PREDESTINATION to Life is the everlasting purpose of God, whereby (before the foundations of the world were laid) he hath constantly decreed by his counsel secret to us, to deliver from curse and damnation those whom he hath chosen in Christ out of mankind, and to bring them by Christ to everlasting salvation, as vessels made to honour. Wherefore, they which be endued with so excellent a benefit of God be called according to God’s purpose by his Spirit working in due season: they through Grace obey the calling: they be justified freely: they be made sons of God by adoption: they be made like the image of his only-begotten Son Jesus Christ: they walk religiously in good works, and at length, by God’s mercy, they attain to everlasting felicity.

As the godly consideration of Predestination, and our Election in Christ, is full of sweet, pleasant, and unspeakable comfort to godly persons, and such as feel in themselves the working of the Spirit of Christ, mortifying the works of the flesh, and their earthly members, and drawing up their mind to high and heavenly things, as well because it doth greatly establish and confirm their faith of eternal Salvation to be enjoyed through Christ, as because it doth fervently kindle their love towards God: So, for curious and carnal persons, lacking the Spirit of Christ, to have continually before their eyes the sentence of God’s Predestination, is a most dangerous downfal, whereby the Devil doth thrust them either into desperation, or into wretchlessness of most unclean living, no less perilous than desperation.

Furthermore, we must receive God’s promises in such wise, as they be generally set forth to us in holy Scripture: and, in our doings, that Will of God is to be followed, which we have expressly declared unto us in the Word of God.

 

Predestination is a curious doctrine, because it seems to sit so awkwardly with that of Free Will.  It seems that we can either have one or the other, but not both.  Predestination brings with it the phantom of a puppet master God who pulls our strings, and though we have the illusion of free will, we will eventually go along the path already prepared for us.

Perhaps even more worryingly, if God can predestine us for ever-lasting life and chooses not to, what kind of God are they?

Such were my thoughts as I was preparing to write this reflection – and then along with that week’s Wednesday Low Mass homily – everything ground to a halt in the face of a bout of laryngitis.  And swirling about in my mind these two reflections began to make connections.  The reading for Low Mass was the parable of the Sower, and I saw the generous farmer throwing the seed far and wide.  The farmer is not careful about where the seed is sown – no doubt to Jesus’ audience it was a hilarious story of bad farming practice.  How wasteful!  How ridiculous to throw the seed on the path and on the rocks!
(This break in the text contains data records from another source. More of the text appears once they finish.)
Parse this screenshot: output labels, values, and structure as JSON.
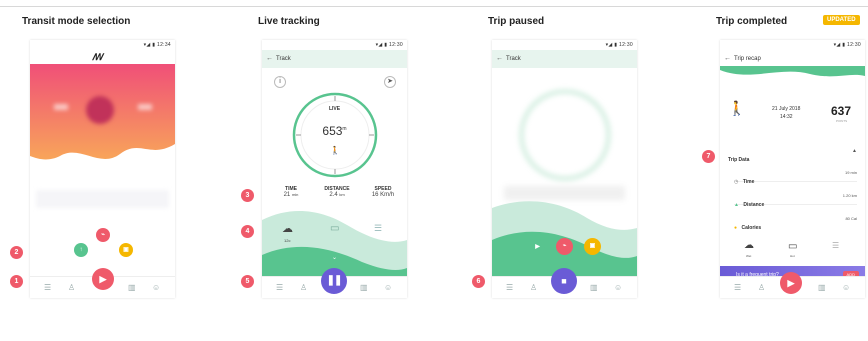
{
  "panels": [
    {
      "title": "Transit mode selection"
    },
    {
      "title": "Live tracking"
    },
    {
      "title": "Trip paused"
    },
    {
      "title": "Trip completed",
      "badge": "UPDATED"
    }
  ],
  "status_time": {
    "p1": "12:34",
    "p2": "12:30",
    "p3": "12:30",
    "p4": "12:30"
  },
  "callouts": [
    "1",
    "2",
    "3",
    "4",
    "5",
    "6",
    "7"
  ],
  "live": {
    "appbar_title": "Track",
    "live_label": "LIVE",
    "value": "653",
    "unit": "m",
    "stats": [
      {
        "label": "TIME",
        "value": "21",
        "unit": "min"
      },
      {
        "label": "DISTANCE",
        "value": "2.4",
        "unit": "km"
      },
      {
        "label": "SPEED",
        "value": "16 Km/h"
      }
    ],
    "weather_label": "12c"
  },
  "paused": {
    "appbar_title": "Track"
  },
  "completed": {
    "appbar_title": "Trip recap",
    "date": "21 July 2018",
    "time": "14:32",
    "score": "637",
    "score_label": "POINTS",
    "section_title": "Trip Data",
    "rows": [
      {
        "label": "Time",
        "value": "19 min"
      },
      {
        "label": "Distance",
        "value": "1.20 km"
      },
      {
        "label": "Calories",
        "value": "80 Cal"
      }
    ],
    "icon_labels": [
      "Wet",
      "Hot"
    ],
    "banner_text": "Is it a frequent trip?",
    "banner_button": "ADD"
  },
  "colors": {
    "accent_red": "#ef5a6a",
    "green": "#58c48f",
    "purple": "#6a5bd6",
    "yellow": "#f5b700"
  }
}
Yet, here we are shown the enormous generosity of God, of the desire for the seed to have every opportunity to grow.  If there is the slightest chance that the seed might take root and sprout, then the farmer gives it a go.

If we think of predestination in the terms of the parable of the Sower, is the farmer setting the seed up to fail when he throws it upon the rocky ground?  Or is he giving the ground the gift of the seed and giving it the freedom to grow or not?  If the seed is never thrown upon the rocky ground at all, then it can never have the potential to grow.  Even against the difficulties of thorny weeds, and rocks, and birds, some seed will still sprout.  Any gardener knows that this is the case – seeds spread and grow to places where in theory they should not survive.

I also think that we narrow this parable too much when we think we are only one type of soil.  Each of our lives is more like the whole field – some areas we accept God’s word more readily, others it will struggle against the worldly weeds that strangle our desire for holiness.  If we thought more about this, then we might yearn more for God to be at work in us improving those areas of our lives where we disobey Jesus’ commandments, and Article XVII underlines how much we need the Spirit to be at work in us.  The Article is simply reiterating that we cannot earn our own salvation; we cannot sow our own seed.

Returning to my first worry, what about people who reject God?  Has God predestined them to an end without salvation?  Well, with the parable of the Sower in mind, I see God’s grace at work.  God gives each and every person an opportunity to come to everlasting life in Christ.  Free will means we must take responsibility for our choices – we cannot blame God for the quality of the soil of our soul if we refuse to do anything about it.

Overall, the doctrine of predestination is spoken of in the Articles so sweetly because it speaks of God’s desire to give us everything.  The sadness is if we see within it only tyranny because of our personal fear regarding a lack of autonomy.  The tragedy is if our obstinate refusal to be given good things means we ultimately reject God’s salvation.

 

GRANT to us, Lord, we beseech thee,
the spirit to think and do always such things as be rightful;
that we, who cannot do any thing that is good without thee,
may by thee be enabled to live according to thy will;
through Jesus Christ our Lord. Amen.

Collect for the Ninth Sunday after Trinity, Book of Common Prayer

 

 

(Picture: Van Gogh’s ‘The Sower’)